I haven't watched every new development in the firestorm over Post ombudsman Deborah Howell and her remarks about whether Jack Abramoff gave political money to Democrats. But just to recap: She made some sloppy and inaccurate remarks, which dovetailed, accidentally or not, with Republican spin. Then, instead of just correcting herself, she hedged, claimed it was a distinction without a difference and then tried to hide behind claims that it was simply a matter of poor phrasing.
It's hard to be surprised, given the first episode with Howell last month.
But the whole blow-up has created this subdiscussion about whether honorable press types like Howell and others are being mauled and knocked around and generally abused by cyber-ruffians who have been on her case over the last few days.

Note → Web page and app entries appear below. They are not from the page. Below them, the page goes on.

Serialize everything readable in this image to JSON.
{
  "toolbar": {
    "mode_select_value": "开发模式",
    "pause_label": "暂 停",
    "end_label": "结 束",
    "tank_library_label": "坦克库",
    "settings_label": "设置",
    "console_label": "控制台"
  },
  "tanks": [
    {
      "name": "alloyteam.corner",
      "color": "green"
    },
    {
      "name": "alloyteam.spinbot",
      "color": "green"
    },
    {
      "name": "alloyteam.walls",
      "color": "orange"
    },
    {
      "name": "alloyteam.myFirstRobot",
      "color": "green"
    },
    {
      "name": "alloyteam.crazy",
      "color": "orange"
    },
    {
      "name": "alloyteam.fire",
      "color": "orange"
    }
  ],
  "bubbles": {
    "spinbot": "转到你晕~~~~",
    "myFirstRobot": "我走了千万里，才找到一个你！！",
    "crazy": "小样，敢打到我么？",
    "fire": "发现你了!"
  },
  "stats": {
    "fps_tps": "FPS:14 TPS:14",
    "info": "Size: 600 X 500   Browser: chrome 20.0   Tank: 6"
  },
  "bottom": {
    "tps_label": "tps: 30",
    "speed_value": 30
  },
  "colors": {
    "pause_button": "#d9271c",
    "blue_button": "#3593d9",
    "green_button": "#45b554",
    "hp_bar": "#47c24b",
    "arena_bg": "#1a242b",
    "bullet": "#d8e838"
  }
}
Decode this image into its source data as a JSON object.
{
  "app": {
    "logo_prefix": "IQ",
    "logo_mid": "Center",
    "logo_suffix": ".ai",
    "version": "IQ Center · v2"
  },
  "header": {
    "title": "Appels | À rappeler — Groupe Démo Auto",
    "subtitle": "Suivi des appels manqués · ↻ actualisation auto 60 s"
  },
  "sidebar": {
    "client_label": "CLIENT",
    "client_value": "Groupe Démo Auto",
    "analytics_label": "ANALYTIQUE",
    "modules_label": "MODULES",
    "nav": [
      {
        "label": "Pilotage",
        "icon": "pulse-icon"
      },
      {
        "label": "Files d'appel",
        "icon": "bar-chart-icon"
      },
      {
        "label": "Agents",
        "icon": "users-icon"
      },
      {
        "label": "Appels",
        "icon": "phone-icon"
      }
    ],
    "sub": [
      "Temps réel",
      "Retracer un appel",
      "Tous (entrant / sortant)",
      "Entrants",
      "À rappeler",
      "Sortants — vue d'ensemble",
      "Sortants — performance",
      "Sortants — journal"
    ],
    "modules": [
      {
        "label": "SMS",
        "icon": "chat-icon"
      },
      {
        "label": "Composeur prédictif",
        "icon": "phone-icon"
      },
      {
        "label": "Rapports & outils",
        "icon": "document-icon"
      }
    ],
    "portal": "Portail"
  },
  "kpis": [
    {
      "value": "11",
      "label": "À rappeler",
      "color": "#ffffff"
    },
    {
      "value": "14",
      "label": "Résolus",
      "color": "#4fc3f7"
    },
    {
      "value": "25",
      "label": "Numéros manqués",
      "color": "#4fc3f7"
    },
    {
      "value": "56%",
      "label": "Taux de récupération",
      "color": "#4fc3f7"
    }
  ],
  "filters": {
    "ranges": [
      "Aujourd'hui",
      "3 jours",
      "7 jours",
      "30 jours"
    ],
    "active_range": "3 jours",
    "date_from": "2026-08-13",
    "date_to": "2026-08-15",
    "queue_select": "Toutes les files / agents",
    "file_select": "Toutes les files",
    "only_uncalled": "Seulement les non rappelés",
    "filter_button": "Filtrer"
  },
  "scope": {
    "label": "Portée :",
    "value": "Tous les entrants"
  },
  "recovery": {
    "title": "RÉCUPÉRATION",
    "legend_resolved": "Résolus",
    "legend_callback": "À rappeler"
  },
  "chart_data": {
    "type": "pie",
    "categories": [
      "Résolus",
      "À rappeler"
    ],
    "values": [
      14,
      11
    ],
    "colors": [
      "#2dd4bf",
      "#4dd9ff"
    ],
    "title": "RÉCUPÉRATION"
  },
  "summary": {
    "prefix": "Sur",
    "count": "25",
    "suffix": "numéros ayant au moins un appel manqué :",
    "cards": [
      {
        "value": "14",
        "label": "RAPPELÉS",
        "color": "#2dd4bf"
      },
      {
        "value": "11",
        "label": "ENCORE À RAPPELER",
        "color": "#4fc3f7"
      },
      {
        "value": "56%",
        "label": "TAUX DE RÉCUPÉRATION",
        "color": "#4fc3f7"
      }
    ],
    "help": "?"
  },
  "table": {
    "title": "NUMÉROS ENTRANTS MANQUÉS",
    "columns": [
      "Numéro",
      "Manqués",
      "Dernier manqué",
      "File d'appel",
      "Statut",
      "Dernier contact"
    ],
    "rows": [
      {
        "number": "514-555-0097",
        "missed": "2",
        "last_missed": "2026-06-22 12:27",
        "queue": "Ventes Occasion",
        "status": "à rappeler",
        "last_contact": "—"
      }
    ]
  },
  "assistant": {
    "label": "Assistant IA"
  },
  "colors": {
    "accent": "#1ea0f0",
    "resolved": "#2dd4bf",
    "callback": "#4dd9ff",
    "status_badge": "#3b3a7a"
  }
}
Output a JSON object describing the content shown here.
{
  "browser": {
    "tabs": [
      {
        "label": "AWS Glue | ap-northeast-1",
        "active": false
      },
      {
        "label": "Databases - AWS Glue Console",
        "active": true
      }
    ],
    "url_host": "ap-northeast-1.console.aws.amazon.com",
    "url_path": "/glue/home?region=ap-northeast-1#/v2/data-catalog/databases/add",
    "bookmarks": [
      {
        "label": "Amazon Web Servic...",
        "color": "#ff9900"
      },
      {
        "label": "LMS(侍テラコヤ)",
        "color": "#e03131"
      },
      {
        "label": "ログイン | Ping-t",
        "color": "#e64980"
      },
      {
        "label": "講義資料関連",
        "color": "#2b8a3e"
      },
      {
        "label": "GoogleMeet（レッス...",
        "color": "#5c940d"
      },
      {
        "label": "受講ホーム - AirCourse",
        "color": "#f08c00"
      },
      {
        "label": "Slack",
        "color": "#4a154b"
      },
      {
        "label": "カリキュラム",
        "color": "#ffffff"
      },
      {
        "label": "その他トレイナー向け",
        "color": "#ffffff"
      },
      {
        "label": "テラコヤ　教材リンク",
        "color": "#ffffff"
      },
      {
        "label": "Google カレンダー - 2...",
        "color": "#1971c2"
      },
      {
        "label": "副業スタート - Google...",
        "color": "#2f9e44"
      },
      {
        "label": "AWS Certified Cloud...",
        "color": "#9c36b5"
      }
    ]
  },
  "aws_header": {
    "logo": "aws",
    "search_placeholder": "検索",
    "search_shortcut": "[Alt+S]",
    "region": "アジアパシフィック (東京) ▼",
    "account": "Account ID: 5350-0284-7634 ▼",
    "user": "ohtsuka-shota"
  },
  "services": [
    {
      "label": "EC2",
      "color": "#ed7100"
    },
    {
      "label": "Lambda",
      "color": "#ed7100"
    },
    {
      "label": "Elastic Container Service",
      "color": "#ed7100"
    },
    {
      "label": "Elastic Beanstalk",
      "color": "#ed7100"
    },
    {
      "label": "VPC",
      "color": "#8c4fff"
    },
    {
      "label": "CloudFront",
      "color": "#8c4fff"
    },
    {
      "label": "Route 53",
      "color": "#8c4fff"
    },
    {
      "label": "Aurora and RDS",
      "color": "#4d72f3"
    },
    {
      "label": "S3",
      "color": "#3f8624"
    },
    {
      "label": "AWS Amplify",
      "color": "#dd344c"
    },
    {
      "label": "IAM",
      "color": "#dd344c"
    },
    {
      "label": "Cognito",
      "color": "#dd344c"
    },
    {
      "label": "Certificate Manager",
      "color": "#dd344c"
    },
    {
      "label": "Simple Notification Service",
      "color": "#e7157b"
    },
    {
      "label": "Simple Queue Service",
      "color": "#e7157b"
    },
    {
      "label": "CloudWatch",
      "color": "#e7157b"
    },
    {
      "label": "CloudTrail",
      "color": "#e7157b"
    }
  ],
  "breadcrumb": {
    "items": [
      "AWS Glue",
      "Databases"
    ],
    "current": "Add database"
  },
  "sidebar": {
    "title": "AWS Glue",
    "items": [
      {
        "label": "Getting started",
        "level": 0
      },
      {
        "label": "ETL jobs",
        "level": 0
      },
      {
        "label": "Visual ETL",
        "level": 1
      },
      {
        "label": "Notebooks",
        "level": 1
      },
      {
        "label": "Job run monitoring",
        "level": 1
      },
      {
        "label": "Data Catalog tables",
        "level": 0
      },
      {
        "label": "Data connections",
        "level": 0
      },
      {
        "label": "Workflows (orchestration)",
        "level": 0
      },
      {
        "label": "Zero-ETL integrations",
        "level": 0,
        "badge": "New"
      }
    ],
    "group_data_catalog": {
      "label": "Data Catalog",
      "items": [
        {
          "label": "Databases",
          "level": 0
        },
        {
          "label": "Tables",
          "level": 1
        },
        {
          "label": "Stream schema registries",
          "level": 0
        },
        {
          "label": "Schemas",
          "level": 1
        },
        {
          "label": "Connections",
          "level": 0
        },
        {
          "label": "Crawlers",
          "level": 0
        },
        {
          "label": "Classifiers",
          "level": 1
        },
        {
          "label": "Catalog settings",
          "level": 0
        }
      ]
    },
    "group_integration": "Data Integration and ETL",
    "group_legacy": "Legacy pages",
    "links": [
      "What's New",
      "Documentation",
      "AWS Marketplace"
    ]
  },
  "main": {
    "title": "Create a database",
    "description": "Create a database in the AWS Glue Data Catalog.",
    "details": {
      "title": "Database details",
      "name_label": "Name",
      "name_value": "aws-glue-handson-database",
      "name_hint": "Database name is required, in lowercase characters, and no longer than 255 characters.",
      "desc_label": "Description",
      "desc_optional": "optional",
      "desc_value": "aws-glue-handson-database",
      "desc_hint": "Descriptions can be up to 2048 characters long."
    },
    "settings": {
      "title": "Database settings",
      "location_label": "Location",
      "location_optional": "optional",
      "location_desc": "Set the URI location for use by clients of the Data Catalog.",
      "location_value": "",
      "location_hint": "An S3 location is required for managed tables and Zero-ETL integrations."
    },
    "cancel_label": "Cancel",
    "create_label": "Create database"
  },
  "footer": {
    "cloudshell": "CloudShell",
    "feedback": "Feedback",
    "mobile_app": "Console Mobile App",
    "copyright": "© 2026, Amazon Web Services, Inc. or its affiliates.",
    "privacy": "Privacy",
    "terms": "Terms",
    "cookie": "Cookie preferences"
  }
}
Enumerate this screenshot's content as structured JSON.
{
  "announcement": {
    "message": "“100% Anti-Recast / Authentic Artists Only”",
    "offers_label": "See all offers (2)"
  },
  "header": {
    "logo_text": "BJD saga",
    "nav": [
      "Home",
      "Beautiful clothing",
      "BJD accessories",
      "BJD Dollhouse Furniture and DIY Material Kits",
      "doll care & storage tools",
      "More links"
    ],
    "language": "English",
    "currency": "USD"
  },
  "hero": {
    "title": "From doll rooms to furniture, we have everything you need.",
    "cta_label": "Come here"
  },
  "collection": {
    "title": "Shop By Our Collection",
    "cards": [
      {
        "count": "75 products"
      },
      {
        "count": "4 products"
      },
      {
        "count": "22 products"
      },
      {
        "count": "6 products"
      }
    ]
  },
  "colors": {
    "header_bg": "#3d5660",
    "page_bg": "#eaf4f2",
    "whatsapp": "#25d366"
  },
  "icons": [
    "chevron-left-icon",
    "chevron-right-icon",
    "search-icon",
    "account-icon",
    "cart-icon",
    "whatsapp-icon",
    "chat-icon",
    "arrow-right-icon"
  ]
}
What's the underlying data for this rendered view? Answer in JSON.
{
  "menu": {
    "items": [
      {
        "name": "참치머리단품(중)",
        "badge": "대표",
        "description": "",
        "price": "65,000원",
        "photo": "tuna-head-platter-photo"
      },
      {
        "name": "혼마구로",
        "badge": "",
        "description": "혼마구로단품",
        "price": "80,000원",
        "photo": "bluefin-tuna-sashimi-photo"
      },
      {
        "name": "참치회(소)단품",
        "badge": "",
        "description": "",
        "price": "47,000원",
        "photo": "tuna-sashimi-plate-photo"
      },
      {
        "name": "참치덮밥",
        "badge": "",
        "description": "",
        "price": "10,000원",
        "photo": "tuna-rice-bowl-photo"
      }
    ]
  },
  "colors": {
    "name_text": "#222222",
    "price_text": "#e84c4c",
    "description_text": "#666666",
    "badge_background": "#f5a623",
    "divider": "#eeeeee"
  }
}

This stuff isn't always pretty. But, really, thank God those folks are on her tail because shoddy reporting isn't pretty either.
So much of the imbalance and shallowness of press coverage today stems from a simple fact: reporters know they'll catch hell from the right if they say or write anything that can even remotely be construed as representing 'liberal bias'. (Often even that's not required.) Indeed, when you actually watch -- from the inside -- how mainstream newsrooms work, it is really not too much to say that they operate on two guiding principles: reporting the facts and avoiding impressions of 'liberal bias'.
On the left or center-left, until very recently, there's simply never been an organized chorus of people ready to take the Howells of the press biz to task and mau-mau them when they get a key fact wrong. Without that, the world of political news was like an NBA game where one side played the refs hard and had roaring seats of fans while the other never made a peep. With that sort of structural imbalance, shoddy scorekeeping and cowed, and eventually compliant, refs are inevitable.
This is evening the balance, creating a better press.